— Task brief —
The lines of the records that include "true" should all be copied.

— Provided data —
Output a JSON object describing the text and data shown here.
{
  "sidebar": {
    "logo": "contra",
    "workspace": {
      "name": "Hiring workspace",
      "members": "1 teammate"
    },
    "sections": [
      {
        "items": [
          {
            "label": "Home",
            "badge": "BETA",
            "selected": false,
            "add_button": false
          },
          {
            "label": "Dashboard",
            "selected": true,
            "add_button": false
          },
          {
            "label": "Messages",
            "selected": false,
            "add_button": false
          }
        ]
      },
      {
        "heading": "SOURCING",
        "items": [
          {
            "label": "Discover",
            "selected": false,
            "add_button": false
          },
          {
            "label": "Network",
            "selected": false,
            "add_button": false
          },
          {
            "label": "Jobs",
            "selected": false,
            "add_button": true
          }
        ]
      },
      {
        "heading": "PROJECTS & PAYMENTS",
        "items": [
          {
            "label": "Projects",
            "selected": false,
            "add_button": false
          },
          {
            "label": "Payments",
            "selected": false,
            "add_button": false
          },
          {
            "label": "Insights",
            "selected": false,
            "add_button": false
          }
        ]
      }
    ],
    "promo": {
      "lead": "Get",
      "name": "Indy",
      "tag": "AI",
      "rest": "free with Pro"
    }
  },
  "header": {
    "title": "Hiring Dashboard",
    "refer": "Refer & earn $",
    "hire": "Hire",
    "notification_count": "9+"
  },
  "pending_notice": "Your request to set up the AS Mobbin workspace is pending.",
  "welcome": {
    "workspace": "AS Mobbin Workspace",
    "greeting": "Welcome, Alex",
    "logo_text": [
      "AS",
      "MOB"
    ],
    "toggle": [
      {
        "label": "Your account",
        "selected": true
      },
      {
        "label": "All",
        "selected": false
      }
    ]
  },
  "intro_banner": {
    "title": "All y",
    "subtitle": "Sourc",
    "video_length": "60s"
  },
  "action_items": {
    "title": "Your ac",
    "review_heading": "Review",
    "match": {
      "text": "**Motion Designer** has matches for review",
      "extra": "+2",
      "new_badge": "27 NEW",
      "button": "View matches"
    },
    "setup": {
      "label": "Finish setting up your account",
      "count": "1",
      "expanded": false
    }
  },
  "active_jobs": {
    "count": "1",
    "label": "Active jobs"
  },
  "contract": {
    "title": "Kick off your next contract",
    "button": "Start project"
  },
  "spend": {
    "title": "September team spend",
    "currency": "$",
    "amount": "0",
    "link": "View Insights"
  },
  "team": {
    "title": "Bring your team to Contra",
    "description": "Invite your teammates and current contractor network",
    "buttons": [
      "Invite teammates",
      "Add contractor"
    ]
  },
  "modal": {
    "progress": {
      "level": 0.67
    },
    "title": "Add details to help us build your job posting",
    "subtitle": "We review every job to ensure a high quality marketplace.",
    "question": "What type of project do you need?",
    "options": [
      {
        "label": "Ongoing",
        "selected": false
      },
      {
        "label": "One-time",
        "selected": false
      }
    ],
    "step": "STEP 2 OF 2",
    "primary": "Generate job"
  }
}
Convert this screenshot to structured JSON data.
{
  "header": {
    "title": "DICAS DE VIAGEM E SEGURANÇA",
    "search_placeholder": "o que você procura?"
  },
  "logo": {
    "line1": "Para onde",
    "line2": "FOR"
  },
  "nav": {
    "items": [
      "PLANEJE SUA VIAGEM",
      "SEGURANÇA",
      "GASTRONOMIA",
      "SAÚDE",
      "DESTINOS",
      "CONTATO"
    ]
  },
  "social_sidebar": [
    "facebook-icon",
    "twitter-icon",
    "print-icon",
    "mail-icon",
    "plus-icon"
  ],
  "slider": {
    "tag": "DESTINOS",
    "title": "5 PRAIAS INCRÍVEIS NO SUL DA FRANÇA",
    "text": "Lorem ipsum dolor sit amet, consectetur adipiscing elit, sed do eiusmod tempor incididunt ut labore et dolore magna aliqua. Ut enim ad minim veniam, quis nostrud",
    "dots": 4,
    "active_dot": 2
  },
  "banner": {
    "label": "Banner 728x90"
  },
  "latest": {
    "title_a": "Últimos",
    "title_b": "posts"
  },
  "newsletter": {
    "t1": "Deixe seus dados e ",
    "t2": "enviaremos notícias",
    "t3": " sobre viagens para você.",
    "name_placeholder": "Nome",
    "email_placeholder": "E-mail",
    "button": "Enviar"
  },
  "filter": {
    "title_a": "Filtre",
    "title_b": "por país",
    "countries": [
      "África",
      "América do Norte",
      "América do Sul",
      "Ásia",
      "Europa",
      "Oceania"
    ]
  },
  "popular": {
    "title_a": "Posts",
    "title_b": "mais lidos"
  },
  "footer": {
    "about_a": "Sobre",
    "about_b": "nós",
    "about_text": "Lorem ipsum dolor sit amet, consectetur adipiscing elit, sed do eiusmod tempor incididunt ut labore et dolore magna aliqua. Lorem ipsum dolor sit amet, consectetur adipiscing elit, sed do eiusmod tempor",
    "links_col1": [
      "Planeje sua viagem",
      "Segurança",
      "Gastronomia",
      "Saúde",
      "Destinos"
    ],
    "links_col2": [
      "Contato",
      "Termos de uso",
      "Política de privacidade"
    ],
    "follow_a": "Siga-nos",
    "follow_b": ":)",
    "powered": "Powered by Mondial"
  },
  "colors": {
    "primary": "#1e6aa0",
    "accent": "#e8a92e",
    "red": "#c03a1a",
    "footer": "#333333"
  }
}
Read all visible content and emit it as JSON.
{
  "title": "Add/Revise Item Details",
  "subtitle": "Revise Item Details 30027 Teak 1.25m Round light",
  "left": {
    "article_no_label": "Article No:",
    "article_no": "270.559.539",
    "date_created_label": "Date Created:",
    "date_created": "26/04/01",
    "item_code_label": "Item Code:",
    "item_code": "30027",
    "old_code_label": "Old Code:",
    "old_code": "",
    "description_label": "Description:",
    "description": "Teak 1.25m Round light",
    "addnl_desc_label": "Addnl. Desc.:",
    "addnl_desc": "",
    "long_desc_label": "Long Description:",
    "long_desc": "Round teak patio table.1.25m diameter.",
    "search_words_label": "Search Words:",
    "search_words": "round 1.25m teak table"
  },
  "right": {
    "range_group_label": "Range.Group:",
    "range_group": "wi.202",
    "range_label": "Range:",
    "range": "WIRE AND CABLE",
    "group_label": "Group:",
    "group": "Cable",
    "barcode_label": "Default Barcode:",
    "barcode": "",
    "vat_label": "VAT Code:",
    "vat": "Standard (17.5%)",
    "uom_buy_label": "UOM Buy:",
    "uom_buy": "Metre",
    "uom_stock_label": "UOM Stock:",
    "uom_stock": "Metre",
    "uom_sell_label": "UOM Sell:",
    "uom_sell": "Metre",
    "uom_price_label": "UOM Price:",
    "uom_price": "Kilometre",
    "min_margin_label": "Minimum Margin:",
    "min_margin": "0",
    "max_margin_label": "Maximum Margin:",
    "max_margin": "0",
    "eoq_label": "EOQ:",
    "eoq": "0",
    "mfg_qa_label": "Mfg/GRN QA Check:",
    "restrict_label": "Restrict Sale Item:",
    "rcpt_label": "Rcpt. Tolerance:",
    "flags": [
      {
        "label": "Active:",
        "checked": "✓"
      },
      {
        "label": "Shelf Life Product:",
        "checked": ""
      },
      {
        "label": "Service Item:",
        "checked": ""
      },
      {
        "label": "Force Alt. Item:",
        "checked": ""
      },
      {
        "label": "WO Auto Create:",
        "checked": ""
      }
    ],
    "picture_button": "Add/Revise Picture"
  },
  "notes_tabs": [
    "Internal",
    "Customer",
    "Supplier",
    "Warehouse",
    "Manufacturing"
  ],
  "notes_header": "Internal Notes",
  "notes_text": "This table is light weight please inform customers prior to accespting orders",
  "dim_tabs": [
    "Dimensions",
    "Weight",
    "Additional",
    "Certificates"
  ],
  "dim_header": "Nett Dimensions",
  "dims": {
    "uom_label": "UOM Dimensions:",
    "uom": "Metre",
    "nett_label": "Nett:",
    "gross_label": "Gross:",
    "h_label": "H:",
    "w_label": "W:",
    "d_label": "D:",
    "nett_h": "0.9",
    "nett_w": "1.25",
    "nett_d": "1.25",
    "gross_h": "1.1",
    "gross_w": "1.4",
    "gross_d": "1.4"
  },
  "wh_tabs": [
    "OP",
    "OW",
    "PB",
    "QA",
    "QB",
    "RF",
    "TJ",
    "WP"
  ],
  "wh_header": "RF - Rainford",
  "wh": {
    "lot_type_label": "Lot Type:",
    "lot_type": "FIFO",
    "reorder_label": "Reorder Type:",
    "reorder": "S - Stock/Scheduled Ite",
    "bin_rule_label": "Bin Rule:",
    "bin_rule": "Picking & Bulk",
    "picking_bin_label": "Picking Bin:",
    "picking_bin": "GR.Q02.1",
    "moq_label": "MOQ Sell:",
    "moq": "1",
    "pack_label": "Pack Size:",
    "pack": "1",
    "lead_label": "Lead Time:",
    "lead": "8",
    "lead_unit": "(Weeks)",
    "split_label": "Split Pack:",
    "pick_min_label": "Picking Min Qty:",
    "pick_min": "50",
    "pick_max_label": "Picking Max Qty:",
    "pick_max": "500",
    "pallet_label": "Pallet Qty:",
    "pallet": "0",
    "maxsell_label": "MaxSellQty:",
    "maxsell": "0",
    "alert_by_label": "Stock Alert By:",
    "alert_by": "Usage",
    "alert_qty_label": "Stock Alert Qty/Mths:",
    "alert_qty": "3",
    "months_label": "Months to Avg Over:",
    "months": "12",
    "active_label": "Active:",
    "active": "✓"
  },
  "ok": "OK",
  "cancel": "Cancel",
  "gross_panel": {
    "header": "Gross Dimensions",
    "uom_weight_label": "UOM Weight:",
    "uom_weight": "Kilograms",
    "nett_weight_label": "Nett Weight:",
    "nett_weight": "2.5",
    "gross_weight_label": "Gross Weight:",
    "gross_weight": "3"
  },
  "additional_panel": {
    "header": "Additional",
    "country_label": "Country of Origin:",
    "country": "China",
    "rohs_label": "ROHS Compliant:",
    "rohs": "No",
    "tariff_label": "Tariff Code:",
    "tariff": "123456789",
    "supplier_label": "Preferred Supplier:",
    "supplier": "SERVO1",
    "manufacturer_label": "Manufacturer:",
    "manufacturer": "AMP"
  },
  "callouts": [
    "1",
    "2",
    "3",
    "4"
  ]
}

— Result of the task —
            "selected": true,
            "add_button": true
        "selected": true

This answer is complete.